My Story

On August 5, 2012, Animal Services rescued a group of mustangs as part of a local hoarding investigation. All of the mustangs were emaciated. They were descendants of a trio of mustangs originally acquired more than 15 years earlier and allowed to breed indiscriminately. The herd was not receiving enough feed and this group of mares and fillies were in the worst condition.


On August 11, 2012, Horses of Tir Na Nog became aware of the mustangs in the care of Animal Services. Based on the extensive resources required to recover these six horses, veterinary and behavioral evaluations deemed them to be non-adoptable following their recovery. We were the only alternative to euthanasia for these horses. By August 18, we had acquired the use of eight acres of range land adjoining our sanctuary.


This herd defied the odds and recovered fully from their neglect. They are now all healthy and active. They spend their days resting in the shade of oak trees, foraging for grass, and playing with each other. In other words, they spend their days being horses.


All of the horses were given names drawn from the Kumeyaay language. The Kumeyaay are Native American people of the extreme southwestern United States and northwest Mexico.


We believe KayMa is Yeah TaNuk’s youngest daughter, which would also make her UuMunm’s younger sister. When KayMa was rescued by Animal Services she was only as few months old. Her legs were terribly crooked, reflecting her life-long nutritional deficits. For this reason she was given the name KayMa, which means May She Dance. Her name is pronounced “kay MAH.”


KayMa is easy to identify due to her long forelock. This forelock often parts in the middle, reminding us of Alfalfa, the Little Rascal.


KayMa was rescued with another young filly, WeSaii. They are closely bonded. KayMa is not as adventurous as her buddy, but she is always quick to follow WeSaii on her adventures.

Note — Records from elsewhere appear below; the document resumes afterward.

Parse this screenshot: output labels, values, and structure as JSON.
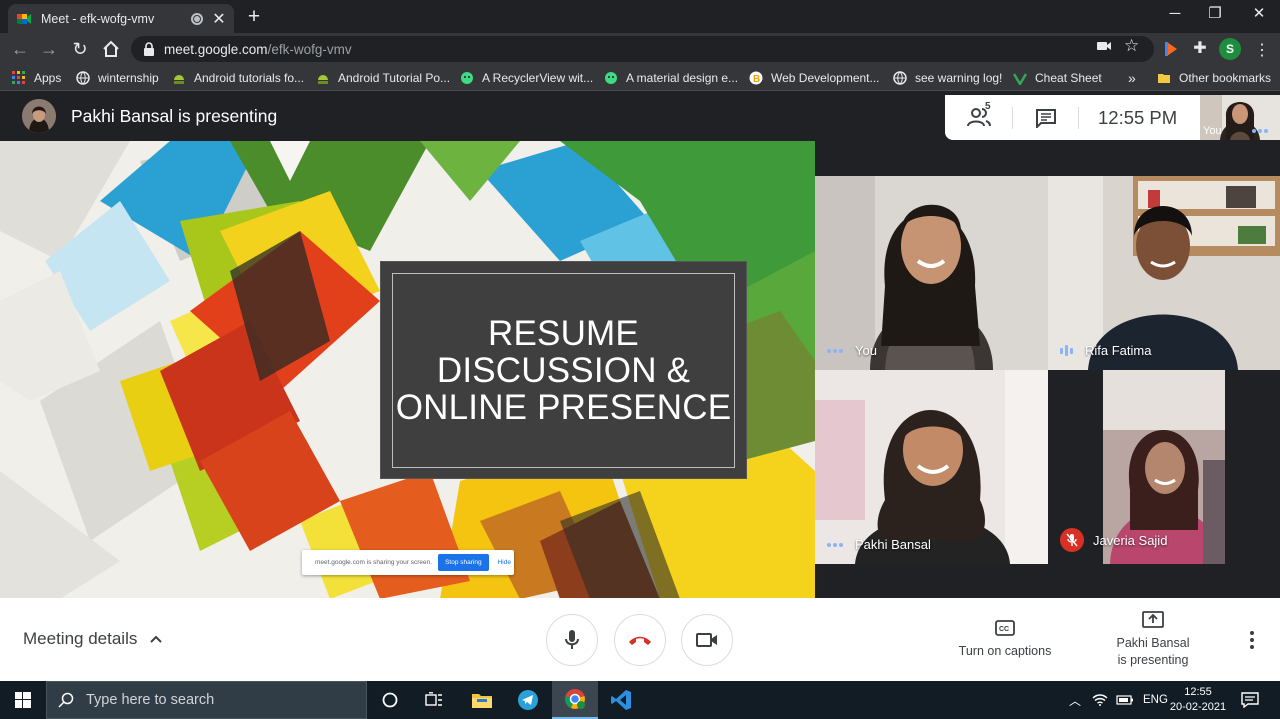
{
  "browser": {
    "tab_title": "Meet - efk-wofg-vmv",
    "new_tab": "+",
    "url_host": "meet.google.com",
    "url_path": "/efk-wofg-vmv",
    "profile_initial": "S",
    "bookmarks": [
      {
        "label": "Apps",
        "icon": "apps-grid-icon"
      },
      {
        "label": "winternship",
        "icon": "globe-icon"
      },
      {
        "label": "Android tutorials fo...",
        "icon": "android-icon"
      },
      {
        "label": "Android Tutorial Po...",
        "icon": "android-icon"
      },
      {
        "label": "A RecyclerView wit...",
        "icon": "android-icon"
      },
      {
        "label": "A material design e...",
        "icon": "android-icon"
      },
      {
        "label": "Web Development...",
        "icon": "b-icon"
      },
      {
        "label": "see warning log!",
        "icon": "globe-icon"
      },
      {
        "label": "Cheat Sheet",
        "icon": "cheat-sheet-icon"
      }
    ],
    "bookmarks_overflow": "»",
    "other_bookmarks": "Other bookmarks"
  },
  "meet": {
    "presenting_banner": "Pakhi Bansal is presenting",
    "participant_count": "5",
    "clock": "12:55  PM",
    "self_label": "You",
    "slide": {
      "title_line1": "RESUME",
      "title_line2": "DISCUSSION &",
      "title_line3": "ONLINE PRESENCE"
    },
    "share_notice": {
      "message": "meet.google.com is sharing your screen.",
      "stop_label": "Stop sharing",
      "hide_label": "Hide"
    },
    "participants": [
      {
        "name": "You",
        "indicator": "dots"
      },
      {
        "name": "Rifa Fatima",
        "indicator": "bars"
      },
      {
        "name": "Pakhi Bansal",
        "indicator": "dots"
      },
      {
        "name": "Javeria Sajid",
        "indicator": "muted"
      }
    ],
    "toolbar": {
      "meeting_details": "Meeting details",
      "captions_label": "Turn on captions",
      "presenting_line1": "Pakhi Bansal",
      "presenting_line2": "is presenting"
    },
    "colors": {
      "hangup_red": "#d93025",
      "accent_blue": "#1a73e8",
      "audio_blue": "#8ab4f8"
    }
  },
  "taskbar": {
    "search_placeholder": "Type here to search",
    "language": "ENG",
    "time": "12:55",
    "date": "20-02-2021"
  }
}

This meant she became very friendly toward people based on WeSaii’s comfort with people. In 2015 KayMa did go on adventure of her own though when she walked through the wire fencing surrounding the habitat. Once she was through the fencing she calmly walked down the ranch road and was found patiently waiting at the gate to the Mustang Habitat. You could almost hear her say, “WeSaii made me do it.”